───── RECORDS FOR THIS TASK
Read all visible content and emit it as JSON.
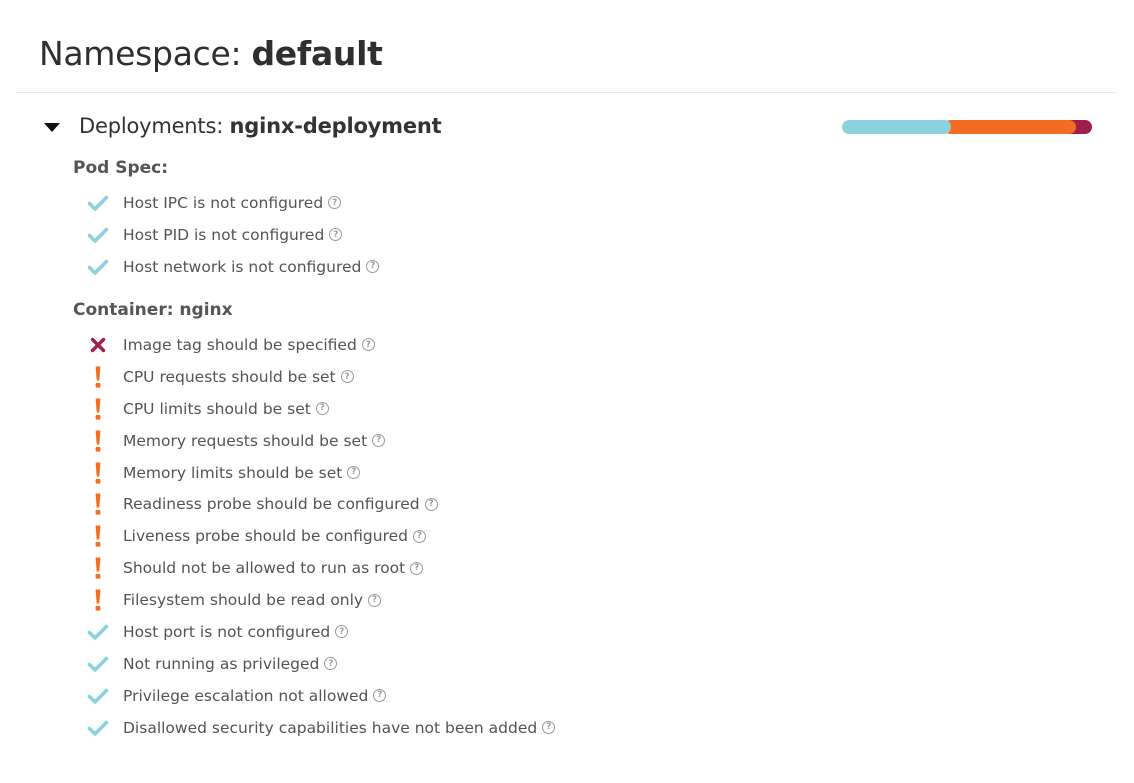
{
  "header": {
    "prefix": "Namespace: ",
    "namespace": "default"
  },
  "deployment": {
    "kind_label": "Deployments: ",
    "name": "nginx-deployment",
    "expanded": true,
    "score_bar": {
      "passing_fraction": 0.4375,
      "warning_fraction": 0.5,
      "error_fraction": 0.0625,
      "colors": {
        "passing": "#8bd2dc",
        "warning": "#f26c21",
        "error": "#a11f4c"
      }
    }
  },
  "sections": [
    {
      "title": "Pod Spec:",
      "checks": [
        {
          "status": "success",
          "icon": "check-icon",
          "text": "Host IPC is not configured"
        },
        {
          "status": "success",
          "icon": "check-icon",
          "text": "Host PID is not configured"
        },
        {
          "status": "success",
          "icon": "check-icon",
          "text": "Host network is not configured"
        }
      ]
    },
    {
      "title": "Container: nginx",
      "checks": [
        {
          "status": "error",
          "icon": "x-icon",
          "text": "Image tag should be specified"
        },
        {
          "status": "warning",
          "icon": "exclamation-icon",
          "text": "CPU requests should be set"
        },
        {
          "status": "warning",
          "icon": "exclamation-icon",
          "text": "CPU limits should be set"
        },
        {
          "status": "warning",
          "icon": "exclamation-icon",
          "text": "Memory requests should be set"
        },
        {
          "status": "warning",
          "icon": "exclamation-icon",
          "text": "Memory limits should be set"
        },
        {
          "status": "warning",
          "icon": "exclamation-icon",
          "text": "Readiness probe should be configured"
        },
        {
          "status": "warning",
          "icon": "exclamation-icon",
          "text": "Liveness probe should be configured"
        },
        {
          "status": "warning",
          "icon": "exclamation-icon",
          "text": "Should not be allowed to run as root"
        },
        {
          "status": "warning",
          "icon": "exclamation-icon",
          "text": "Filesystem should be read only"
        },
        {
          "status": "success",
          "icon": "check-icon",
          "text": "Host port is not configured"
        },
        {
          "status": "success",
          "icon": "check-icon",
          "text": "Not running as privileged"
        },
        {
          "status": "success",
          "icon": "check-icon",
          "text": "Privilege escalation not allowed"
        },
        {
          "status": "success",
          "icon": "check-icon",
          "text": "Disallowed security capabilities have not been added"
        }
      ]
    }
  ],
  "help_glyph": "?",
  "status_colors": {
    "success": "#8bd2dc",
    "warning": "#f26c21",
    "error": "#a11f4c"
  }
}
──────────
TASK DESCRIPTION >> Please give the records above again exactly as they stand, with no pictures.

ANSWER FOR THIS EXERCISE >>
Read all visible content and emit it as JSON.
{
  "header": {
    "prefix": "Namespace: ",
    "namespace": "default"
  },
  "deployment": {
    "kind_label": "Deployments: ",
    "name": "nginx-deployment",
    "expanded": true,
    "score_bar": {
      "passing_fraction": 0.4375,
      "warning_fraction": 0.5,
      "error_fraction": 0.0625,
      "colors": {
        "passing": "#8bd2dc",
        "warning": "#f26c21",
        "error": "#a11f4c"
      }
    }
  },
  "sections": [
    {
      "title": "Pod Spec:",
      "checks": [
        {
          "status": "success",
          "icon": "check-icon",
          "text": "Host IPC is not configured"
        },
        {
          "status": "success",
          "icon": "check-icon",
          "text": "Host PID is not configured"
        },
        {
          "status": "success",
          "icon": "check-icon",
          "text": "Host network is not configured"
        }
      ]
    },
    {
      "title": "Container: nginx",
      "checks": [
        {
          "status": "error",
          "icon": "x-icon",
          "text": "Image tag should be specified"
        },
        {
          "status": "warning",
          "icon": "exclamation-icon",
          "text": "CPU requests should be set"
        },
        {
          "status": "warning",
          "icon": "exclamation-icon",
          "text": "CPU limits should be set"
        },
        {
          "status": "warning",
          "icon": "exclamation-icon",
          "text": "Memory requests should be set"
        },
        {
          "status": "warning",
          "icon": "exclamation-icon",
          "text": "Memory limits should be set"
        },
        {
          "status": "warning",
          "icon": "exclamation-icon",
          "text": "Readiness probe should be configured"
        },
        {
          "status": "warning",
          "icon": "exclamation-icon",
          "text": "Liveness probe should be configured"
        },
        {
          "status": "warning",
          "icon": "exclamation-icon",
          "text": "Should not be allowed to run as root"
        },
        {
          "status": "warning",
          "icon": "exclamation-icon",
          "text": "Filesystem should be read only"
        },
        {
          "status": "success",
          "icon": "check-icon",
          "text": "Host port is not configured"
        },
        {
          "status": "success",
          "icon": "check-icon",
          "text": "Not running as privileged"
        },
        {
          "status": "success",
          "icon": "check-icon",
          "text": "Privilege escalation not allowed"
        },
        {
          "status": "success",
          "icon": "check-icon",
          "text": "Disallowed security capabilities have not been added"
        }
      ]
    }
  ],
  "help_glyph": "?",
  "status_colors": {
    "success": "#8bd2dc",
    "warning": "#f26c21",
    "error": "#a11f4c"
  }
}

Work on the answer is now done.